Oct
25
2012

Kathryn Hanna
Printer-friendly version

I often find it challenging to explain to friends and family the exact nature of my work, and why it’s important. Sure, I can tell people that “every 26 seconds a student gives up on school in America.” I can throw out statistics like, “more than 50 percent of the nation’s high school dropouts come from just 12 percent of the nation’s schools.” But until you actually set foot in these high-need schools, the sheer magnitude of the obstacles our students are facing is difficult to fathom. Today, corps members serving with City Year, an education-focused nonprofit that seeks to keep students in school and on track to graduate, are facing the reality of the dropout crisis every day as they embark on their year of service as tutors, mentors, and role models in some of the highest-need inner-city schools across the country.

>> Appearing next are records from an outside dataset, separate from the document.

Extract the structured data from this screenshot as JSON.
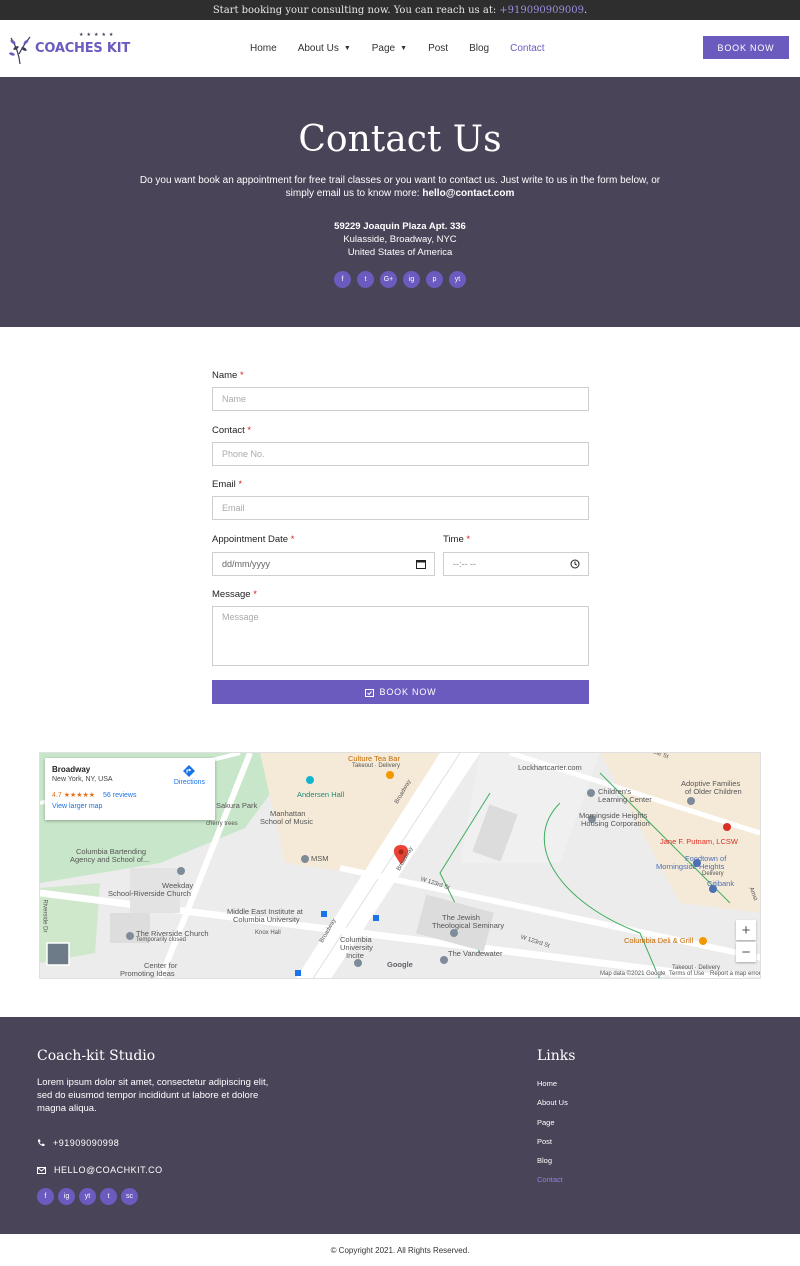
{
  "topbar": {
    "text": "Start booking your consulting now. You can reach us at:",
    "phone": "+919090909009",
    "period": "."
  },
  "brand": {
    "name": "COACHES KIT"
  },
  "nav": {
    "items": [
      {
        "label": "Home"
      },
      {
        "label": "About Us"
      },
      {
        "label": "Page"
      },
      {
        "label": "Post"
      },
      {
        "label": "Blog"
      },
      {
        "label": "Contact"
      }
    ],
    "cta": "BOOK NOW"
  },
  "hero": {
    "title": "Contact Us",
    "lead": "Do you want book an appointment for free trail classes or you want to contact us. Just write to us in the form below, or simply email us to know more:",
    "email": "hello@contact.com",
    "address_line1": "59229 Joaquin Plaza Apt. 336",
    "address_line2": "Kulasside, Broadway, NYC",
    "address_line3": "United States of America",
    "social": [
      "f",
      "t",
      "G+",
      "ig",
      "p",
      "yt"
    ]
  },
  "form": {
    "name_label": "Name",
    "name_placeholder": "Name",
    "contact_label": "Contact",
    "contact_placeholder": "Phone No.",
    "email_label": "Email",
    "email_placeholder": "Email",
    "date_label": "Appointment Date",
    "date_placeholder": "dd/mm/yyyy",
    "time_label": "Time",
    "time_placeholder": "--:-- --",
    "message_label": "Message",
    "message_placeholder": "Message",
    "submit": "BOOK NOW",
    "required": "*"
  },
  "map": {
    "card_title": "Broadway",
    "card_address": "New York, NY, USA",
    "rating": "4.7",
    "stars": "★★★★★",
    "reviews": "56 reviews",
    "directions": "Directions",
    "larger": "View larger map",
    "labels": {
      "culture": "Culture Tea Bar",
      "culture_sub": "Takeout · Delivery",
      "lockhart": "Lockhartcarter.com",
      "adoptive": "Adoptive Families",
      "adoptive2": "of Older Children",
      "childrens": "Children's",
      "childrens2": "Learning Center",
      "morningside": "Morningside Heights",
      "morningside2": "Housing Corporation",
      "jane": "Jane F. Putnam, LCSW",
      "foodtown": "Foodtown of",
      "foodtown2": "Morningside Heights",
      "foodtown3": "Delivery",
      "citibank": "Citibank",
      "andersen": "Andersen Hall",
      "manhattan": "Manhattan",
      "manhattan2": "School of Music",
      "msm": "MSM",
      "sakura": "Sakura Park",
      "cherry": "cherry trees",
      "bartending": "Columbia Bartending",
      "bartending2": "Agency and School of...",
      "weekday": "Weekday",
      "riverside": "School-Riverside Church",
      "middle": "Middle East Institute at",
      "middle2": "Columbia University",
      "knox": "Knox Hall",
      "riverside_church": "The Riverside Church",
      "temp_closed": "Temporarily closed",
      "center": "Center for",
      "center2": "Promoting Ideas",
      "jewish": "The Jewish",
      "jewish2": "Theological Seminary",
      "vandewater": "The Vandewater",
      "columbia_uni": "Columbia",
      "columbia_uni2": "University",
      "columbia_uni3": "Incite",
      "deli": "Columbia Deli & Grill",
      "deli2": "Takeout · Delivery",
      "broadway1": "Broadway",
      "broadway2": "Broadway",
      "broadway3": "Broadway",
      "w123": "W 123rd St",
      "w123b": "W 123rd St",
      "riverside_dr": "Riverside Dr",
      "sallest": "Salle St",
      "amst": "Amst",
      "google": "Google",
      "mapdata": "Map data ©2021 Google",
      "terms": "Terms of Use",
      "report": "Report a map error"
    }
  },
  "footer": {
    "studio_title": "Coach-kit Studio",
    "studio_text": "Lorem ipsum dolor sit amet, consectetur adipiscing elit, sed do eiusmod tempor incididunt ut labore et dolore magna aliqua.",
    "phone": "+91909090998",
    "email": "HELLO@COACHKIT.CO",
    "links_title": "Links",
    "links": [
      "Home",
      "About Us",
      "Page",
      "Post",
      "Blog",
      "Contact"
    ],
    "social": [
      "f",
      "ig",
      "yt",
      "t",
      "sc"
    ]
  },
  "copyright": "© Copyright 2021. All Rights Reserved.",
  "colors": {
    "accent": "#6c5bbf",
    "hero_bg": "#4a4458",
    "topbar_bg": "#2e2e2e",
    "required": "#d62020"
  }
}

The crisis became real for me about a month into my corps year, in the fall of 2011. I was working with one of our sixth graders, Grace, on a math worksheet during Power Hour, a block of time during afterschool designated for homework help. The worksheet required Grace to multiply and divide fractions, a skill the class had been practicing for a couple of weeks. When I saw that Grace was struggling to multiply the fractions in her head, I attempted to break the problem down for her. And when she continued to struggle, I broke the problem down even further, taking her through step by step until I couldn’t break it down any more. After we had been working on the same problem for nearly fifteen minutes, a sad realization hit me: the reason Grace was struggling so much went beyond the fact that she didn’t understand fractions. The problem was, Grace couldn’t multiply to begin with. In fact, she could barely add. When I realized this, I put away the worksheet, pulled out a fresh sheet of paper, and began to teach Grace how to do multiplication.

That night, I went home feeling angry, frustrated, and defeated. It isn’t fair that students like Grace should face such difficulties in completing a simple worksheet; it isn’t right that her classmates, and others like them, are so far behind that they are still reading at a second grade level by the time they reach middle school; and it isn’t okay that we as a nation are allowing these injustices to continue. However, I also came to a realization. The dropout crisis has been referred to as “the civil rights issue of our time,” and when such large-scale injustices are taking place, it is that initial spark of anger, that feeling that something isn’t right, isn’t fair, isn’t okay, that lights the fire in a society which leads to drastic change.

There is a saying at City Year that goes, “It’s not my fault—but it is.” It’s easy to come into these schools, see the problem, and immediately look for someone to blame, be it teachers, parents, principals, or even the students themselves. But the fact is, it doesn’t matter. As I used to tell my students last year, you can’t change the people around you, and you can’t change the situations you’re faced with; the only thing you can control is how you react. So we can choose to blame others, to let ourselves become overwhelmed and disheartened, to let fear and apathy stand in our way. Or, we can choose to recognize the urgency of the situation, and realize that drastic, immediate action is needed, and it’s up to us to stand up and fight for our students. Unfortunately, cases like Grace’s are not uncommon in the schools we serve, but there is a way out.

As I embark on a second year of service, this time in an elementary school, I will remember Grace. I will remember her not for that day in Power Hour, though, or for the many Power Hours that followed during which we labored through worksheet after worksheet. Rather, I will remember that Grace never gave up, and I never gave up on Grace; and by the end of the year, her math grades reflected that: she began to show improvement. Our challenges are huge, and no, one person alone cannot reverse the damage that’s been done to our education system after years of neglect. But together, we can be fearless, and we can change the world.
 

Kathryn Hannah is a City Year Washington, DC corps member from Asheville, NC. She currently serves on the C.W. Harris Elementary School Team sponsored by Serve DC. This is the third in a series of blogs we'll feature from City Year and AmeriCorps alumni about their journeys to Be Fearless through service. Read the first and second posts.

Do you like this story?